Innovation   The proposed study is the first ever to systematically study epigenetic dependencies in DIPG and map the DIPG epigenome in a cell-, location- and differentiation-specific context.  By using cutting-edge technologies and computational analysis available at our institutions and at the Broad Institute, the two distinct but complementary approaches will provide a novel view of the molecular pathways driving DIPGs.  
Feasibility  Both research methods proposed have already been established in collaboration with the Broad Institute.  Drs. Filbin and Suva have privileged access to the Genomic Pertubation Platform, where pilot studies on CRISPR/Cas9 screens for various pediatric cancer cell lines have already been successfully completed.  A close collaboration with computational scientists is also already in place.  The novel findings contributed by this study will provide a rational basis for renewed attempts at improving clinical care of DIPG patients. 

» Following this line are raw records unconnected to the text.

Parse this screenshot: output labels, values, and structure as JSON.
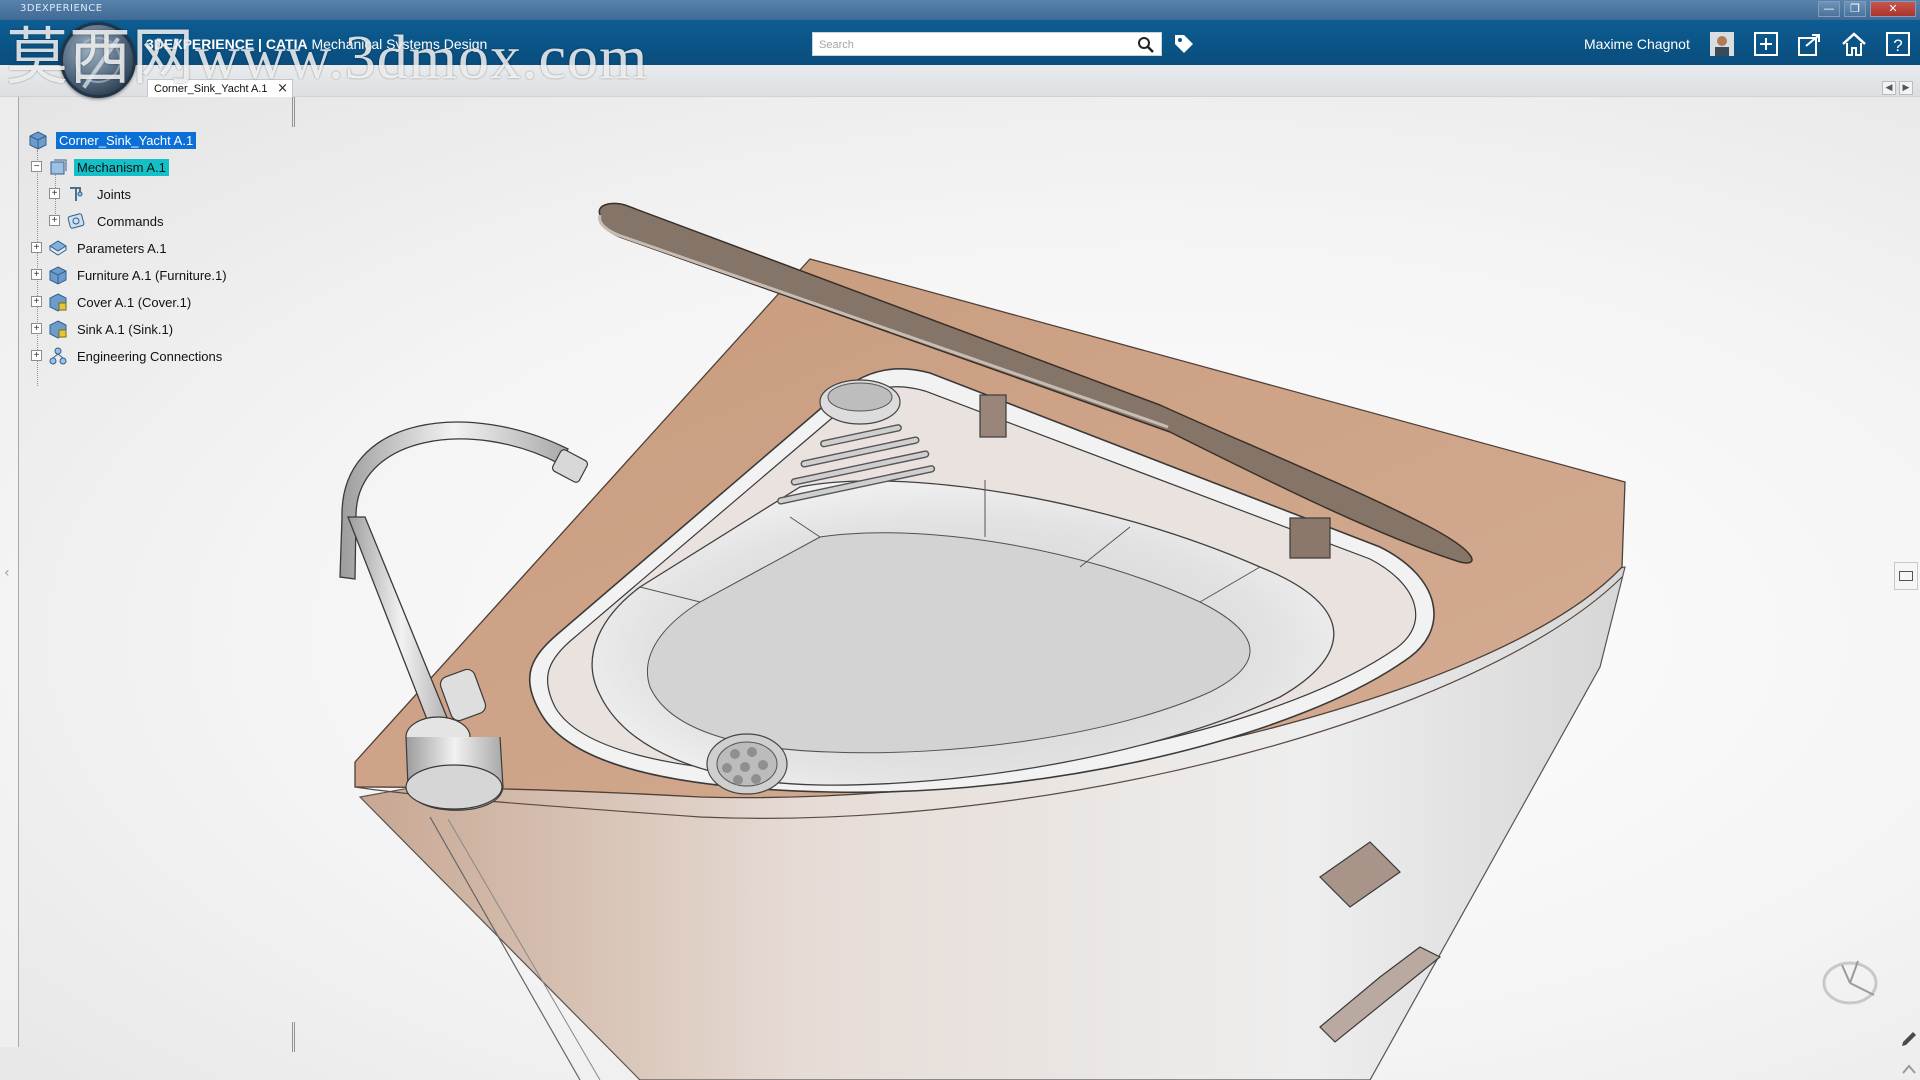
{
  "window": {
    "title": "3DEXPERIENCE",
    "controls": [
      "—",
      "❐",
      "✕"
    ]
  },
  "header": {
    "app_title_bold": "3DEXPERIENCE | CATIA",
    "app_title_rest": "Mechanical Systems Design",
    "watermark": "莫西网www.3dmox.com",
    "search_placeholder": "Search",
    "user_name": "Maxime Chagnot"
  },
  "tabs": {
    "active": "Corner_Sink_Yacht A.1",
    "close": "×"
  },
  "tree": {
    "root": "Corner_Sink_Yacht A.1",
    "items": [
      {
        "label": "Mechanism A.1",
        "level": 1,
        "expanded": true
      },
      {
        "label": "Joints",
        "level": 2
      },
      {
        "label": "Commands",
        "level": 2
      },
      {
        "label": "Parameters A.1",
        "level": 1
      },
      {
        "label": "Furniture A.1 (Furniture.1)",
        "level": 1
      },
      {
        "label": "Cover A.1 (Cover.1)",
        "level": 1
      },
      {
        "label": "Sink A.1 (Sink.1)",
        "level": 1
      },
      {
        "label": "Engineering Connections",
        "level": 1
      }
    ]
  },
  "colors": {
    "topbar": "#0d5d93",
    "selection": "#0b6fd8",
    "selection_secondary": "#14c0c8",
    "wood": "#c9a48b",
    "lid": "#8b7e73"
  },
  "icons": {
    "search": "magnifier",
    "tag": "tag",
    "add": "plus",
    "share": "share-arrow",
    "home": "house",
    "help": "question"
  }
}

Expertise  Dr. Suva and Dr. Filbin have a unique and complementary combination of expertise that makes them the ideal investigators to complete the proposed research.  Dr. Filbin is a pediatric neurooncologist at Dana-Farber Cancer Institute and research fellow in Dr. Suva’s laboratory at Massachusetts General Hospital (MGH) and the Broad Institute.  Her previous work includes the discovery of a novel combinatorial targeted treatment for glioblastoma, which led directly to clinical trials in adults and pediatric patients with high-grade gliomas.  Dr. Suva is a faculty scientist at MGH and the Broad Institute and has led ground-breaking research on the underlying epigenomic and transcriptional networks in adult glioblastoma.